### WORK ITEM
From the entries provided below, copy each line that contains the word "handle".

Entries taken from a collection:
########################################
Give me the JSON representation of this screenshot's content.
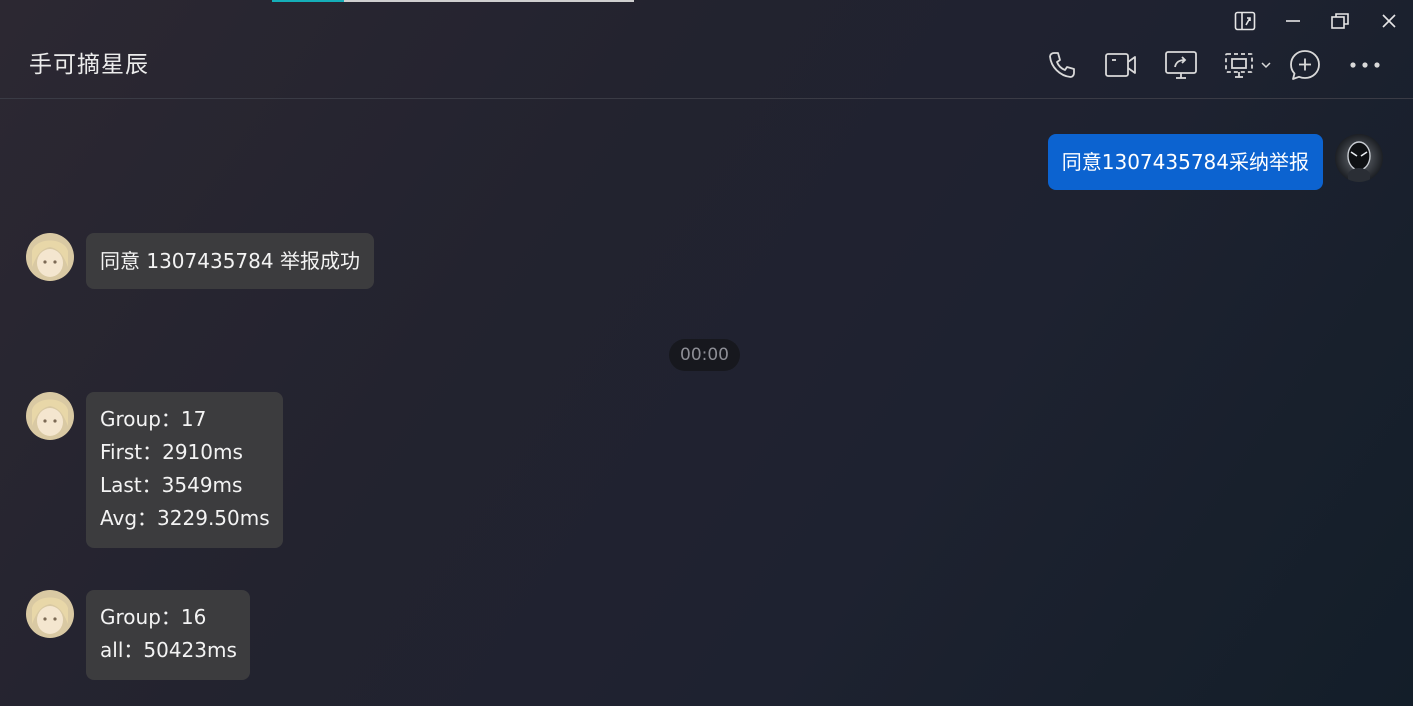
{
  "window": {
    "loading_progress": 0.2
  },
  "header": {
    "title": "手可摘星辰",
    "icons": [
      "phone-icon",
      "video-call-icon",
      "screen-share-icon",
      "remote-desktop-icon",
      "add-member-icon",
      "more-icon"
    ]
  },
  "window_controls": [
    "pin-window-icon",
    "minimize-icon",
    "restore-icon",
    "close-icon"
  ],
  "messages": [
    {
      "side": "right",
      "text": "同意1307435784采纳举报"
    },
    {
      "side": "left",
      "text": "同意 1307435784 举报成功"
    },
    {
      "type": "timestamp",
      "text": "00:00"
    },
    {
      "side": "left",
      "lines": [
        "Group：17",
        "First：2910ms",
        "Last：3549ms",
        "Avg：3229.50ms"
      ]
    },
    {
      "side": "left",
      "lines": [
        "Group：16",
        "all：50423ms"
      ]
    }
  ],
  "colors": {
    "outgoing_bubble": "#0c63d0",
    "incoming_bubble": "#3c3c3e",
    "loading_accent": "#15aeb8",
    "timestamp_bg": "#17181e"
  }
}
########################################
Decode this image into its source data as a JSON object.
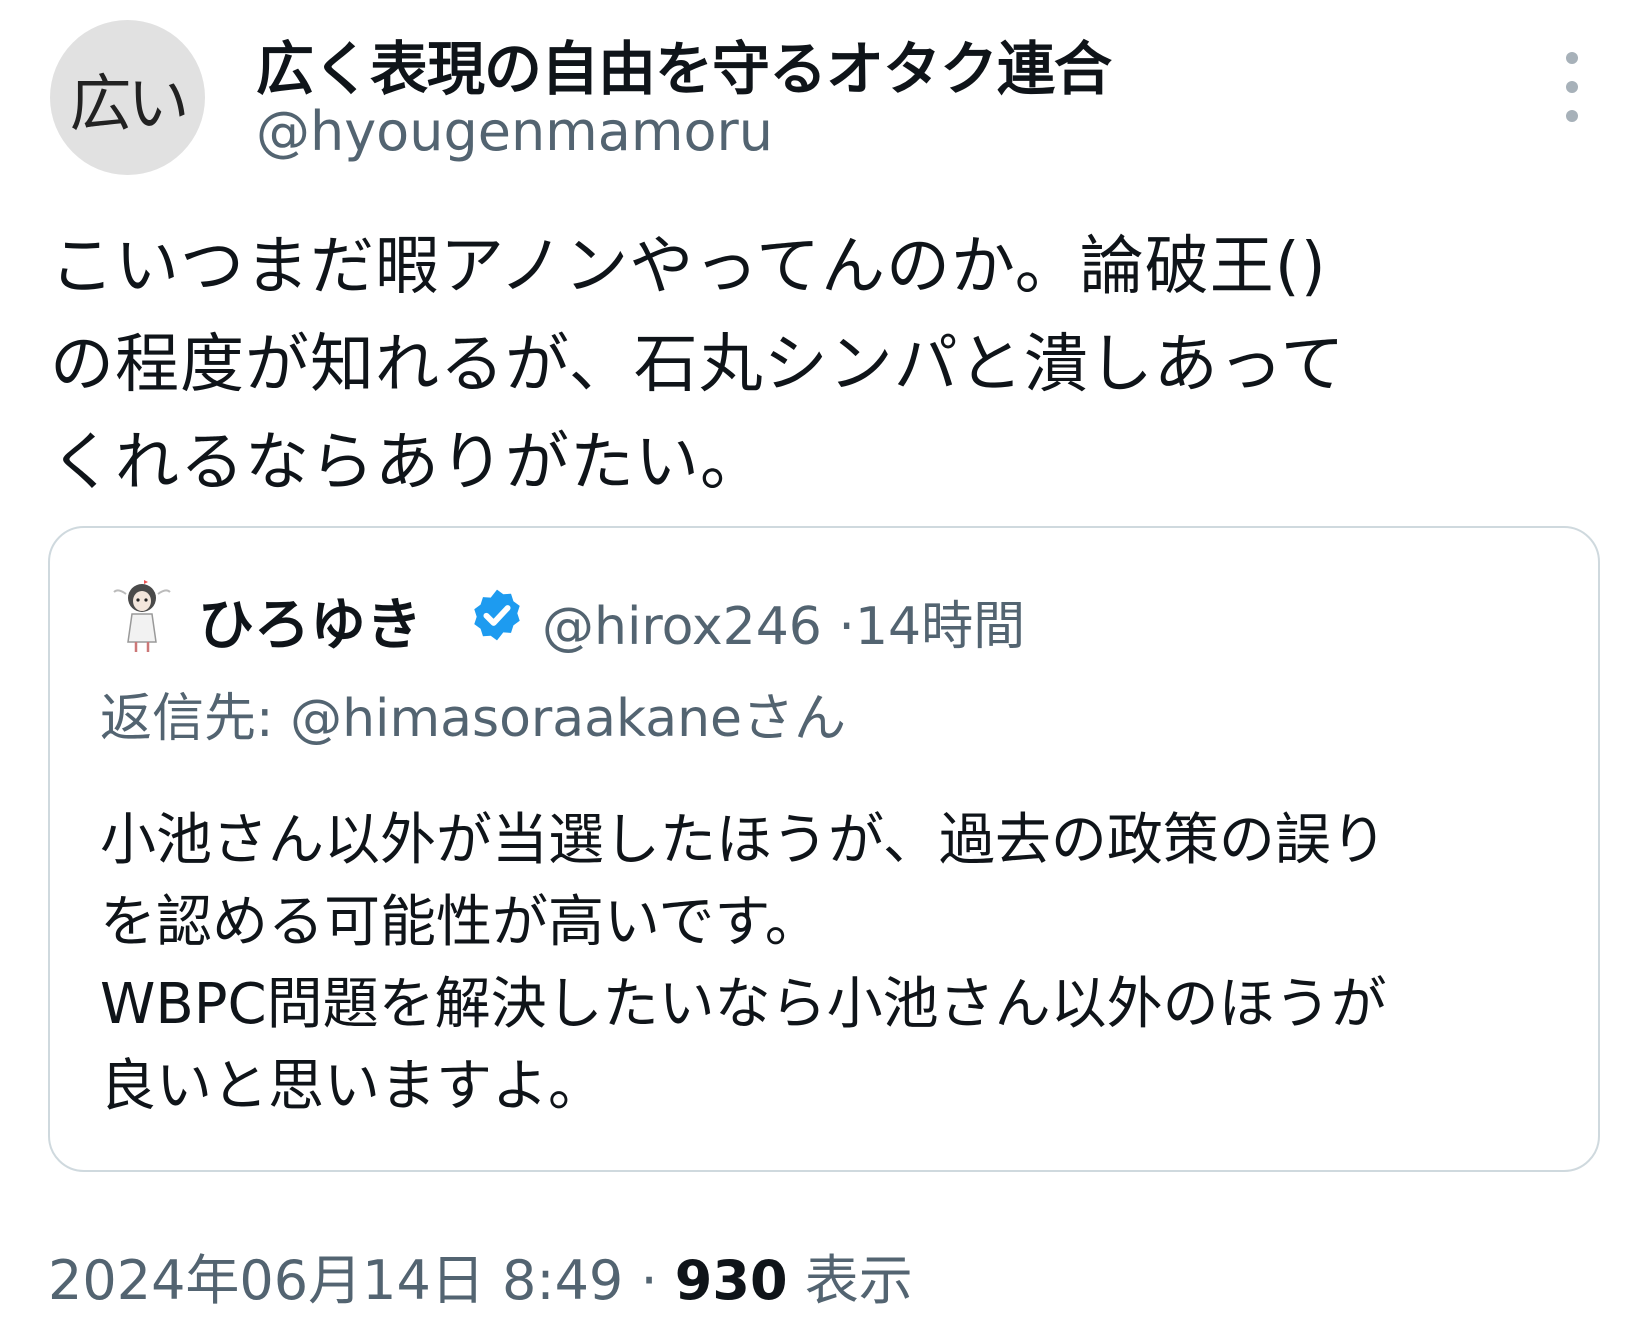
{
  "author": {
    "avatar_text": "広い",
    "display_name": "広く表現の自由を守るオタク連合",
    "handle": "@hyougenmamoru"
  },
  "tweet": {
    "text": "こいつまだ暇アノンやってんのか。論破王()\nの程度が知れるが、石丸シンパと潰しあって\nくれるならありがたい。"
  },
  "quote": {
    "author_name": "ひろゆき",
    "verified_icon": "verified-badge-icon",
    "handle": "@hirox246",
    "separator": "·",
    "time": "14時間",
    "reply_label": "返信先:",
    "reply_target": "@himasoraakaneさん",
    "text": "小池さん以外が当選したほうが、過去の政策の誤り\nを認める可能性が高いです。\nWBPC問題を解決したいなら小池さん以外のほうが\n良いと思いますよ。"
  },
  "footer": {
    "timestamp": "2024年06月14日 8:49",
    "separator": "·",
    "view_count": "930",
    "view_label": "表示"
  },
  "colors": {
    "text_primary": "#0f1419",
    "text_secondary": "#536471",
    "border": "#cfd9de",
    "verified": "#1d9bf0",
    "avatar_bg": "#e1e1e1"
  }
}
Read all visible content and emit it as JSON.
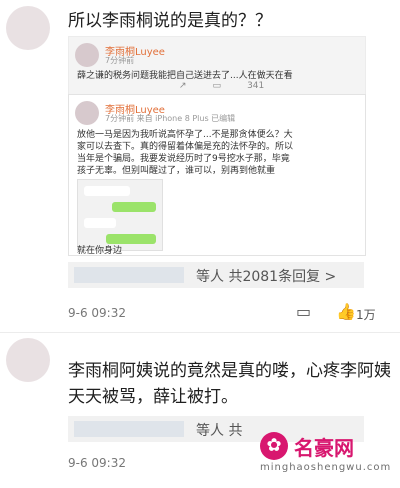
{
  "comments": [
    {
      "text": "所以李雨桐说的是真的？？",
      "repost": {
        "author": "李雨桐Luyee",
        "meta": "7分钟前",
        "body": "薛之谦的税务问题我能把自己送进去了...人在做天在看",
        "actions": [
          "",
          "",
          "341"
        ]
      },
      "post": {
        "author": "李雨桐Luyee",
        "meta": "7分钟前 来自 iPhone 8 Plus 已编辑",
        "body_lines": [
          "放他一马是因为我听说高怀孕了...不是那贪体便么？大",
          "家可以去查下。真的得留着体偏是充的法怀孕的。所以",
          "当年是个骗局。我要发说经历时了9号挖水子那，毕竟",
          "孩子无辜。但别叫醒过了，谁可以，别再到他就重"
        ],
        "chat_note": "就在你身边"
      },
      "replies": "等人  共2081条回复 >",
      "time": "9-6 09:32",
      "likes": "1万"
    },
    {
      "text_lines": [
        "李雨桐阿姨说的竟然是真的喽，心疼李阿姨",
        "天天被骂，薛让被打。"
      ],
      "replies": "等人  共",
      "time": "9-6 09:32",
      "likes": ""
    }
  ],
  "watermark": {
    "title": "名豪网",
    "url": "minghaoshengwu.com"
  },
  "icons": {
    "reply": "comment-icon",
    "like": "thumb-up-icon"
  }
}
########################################
### ANSWER TO THE EXERCISE
    "handle": "@hyougenmamoru"
    "handle": "@hirox246",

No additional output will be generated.